In the 19th century, cotton was king. The cotton economy rested on the shoulders of African-American labor in east and central Texas, while in south Texas and the High Plains Mexican-Americans harvested the fields, shaping race relations in Texas. Texas political culture developed in concert with traditional values that would preserve the unequal distribution of power between Anglo landowners, poor Anglo tenant farmers, and African- and Mexican-American workers. Dominated by wealthy landowners, an economy focused on a cash crop grown for export created limited demand for government services apart from the railroad required to transport the crop to market.

In 1901 oil was discovered near Beaumont, and in 1930 a massive field was discovered in east Texas. Texas became the world's leading oil producer. As the century progressed, oil and natural gas became the state's dominant industry. Gushing oil fueled the state's pioneer spirit, as roughneck laborers left home to work the fields and Spindletop Oilindependent explorers, known as wildcatters, struck black gold.
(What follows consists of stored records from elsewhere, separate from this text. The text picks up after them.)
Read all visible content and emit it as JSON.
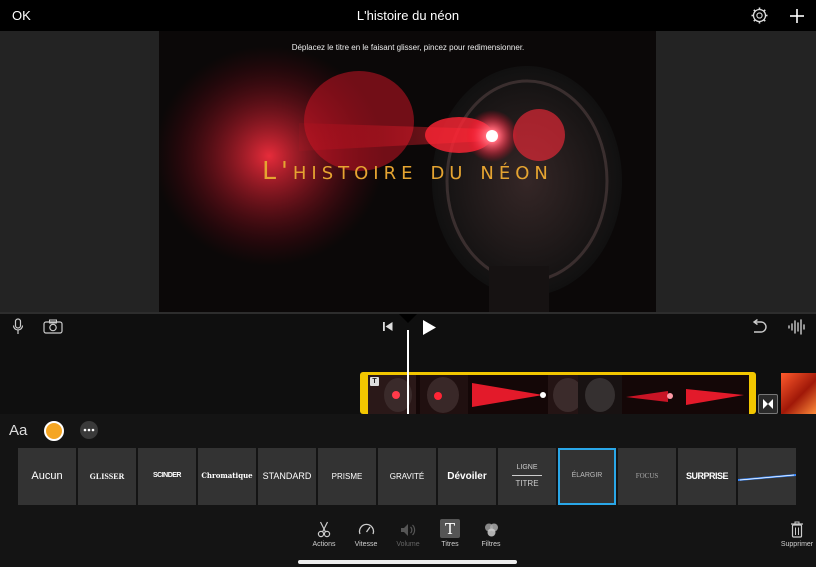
{
  "topbar": {
    "ok_label": "OK",
    "title": "L'histoire du néon"
  },
  "viewer": {
    "hint": "Déplacez le titre en le faisant glisser, pincez pour redimensionner.",
    "overlay_title": "L'histoire du néon"
  },
  "panel": {
    "font_label": "Aa",
    "selected_color": "#f5a623",
    "accent_color": "#2aa7e8",
    "title_styles": [
      {
        "label": "Aucun"
      },
      {
        "label": "GLISSER"
      },
      {
        "label": "SCINDER"
      },
      {
        "label": "Chromatique"
      },
      {
        "label": "STANDARD"
      },
      {
        "label": "PRISME"
      },
      {
        "label": "GRAVITÉ"
      },
      {
        "label": "Dévoiler"
      },
      {
        "label": "LIGNE TITRE",
        "line1": "LIGNE",
        "line2": "TITRE"
      },
      {
        "label": "ÉLARGIR",
        "selected": true
      },
      {
        "label": "FOCUS"
      },
      {
        "label": "SURPRISE"
      },
      {
        "label": ""
      }
    ]
  },
  "toolbar": {
    "actions": "Actions",
    "speed": "Vitesse",
    "volume": "Volume",
    "titles": "Titres",
    "filters": "Filtres",
    "delete": "Supprimer"
  }
}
The wildcatters' story both exemplifies Texas political culture and highlights the tensions within it. On the one hand, wildcatters personify the belief that if government would just get out of the way, wealth would accrue to the deserving and the benefits would trickle down to the rest of society. On the other hand, wildcatters also believed that large eastern oil companies, such as Standard Oil Company, had to be kept out of Texas oil fields. They believed it was the state government's responsibility to ensure the rules benefited wildcatters, not large corporations. More generally, by grabbing a large share of state revenue from oil production taxes, the state government was able to finance itself without imposing heavy tax burdens on individuals and small businesses. Also, the wealth of natural resources in Texas softened the blow during economic crises such as the Great Depression, and consequently weakened pressure for government economic intervention that gained more traction elsewhere.

Economic Regions of Texas

TI ChipsOnce a land of cattle, cotton, and oil, Texas now boasts a highly diversified economy that is well integrated with the national and global markets. This activity illustrates the dynamic and complex economy of the Lone Star State.

 

Additional Resources

Websites

The Texas Economy
Maintained by the Texas Comptroller of Public Accounts, this website provides the latest news, trends, and analysis on issues affecting the state’s economy. The “Comptroller’s Weekly Economic Outlook” highlights changes in key Texas economic indicators including jobs, housing, consumer confidence, and tax collections.

Economic Development and Tourism, Office of the Governor
This state agency pursues business expansion and relocation prospects with the goal of developing job creation and export opportunities for Texas. The website contains in-depth analysis of key Texas industries, a searchable database of thousands of foreign companies with operations in Texas, and more than 3,000 links to primary data sources covering economic, demographic, and industry data.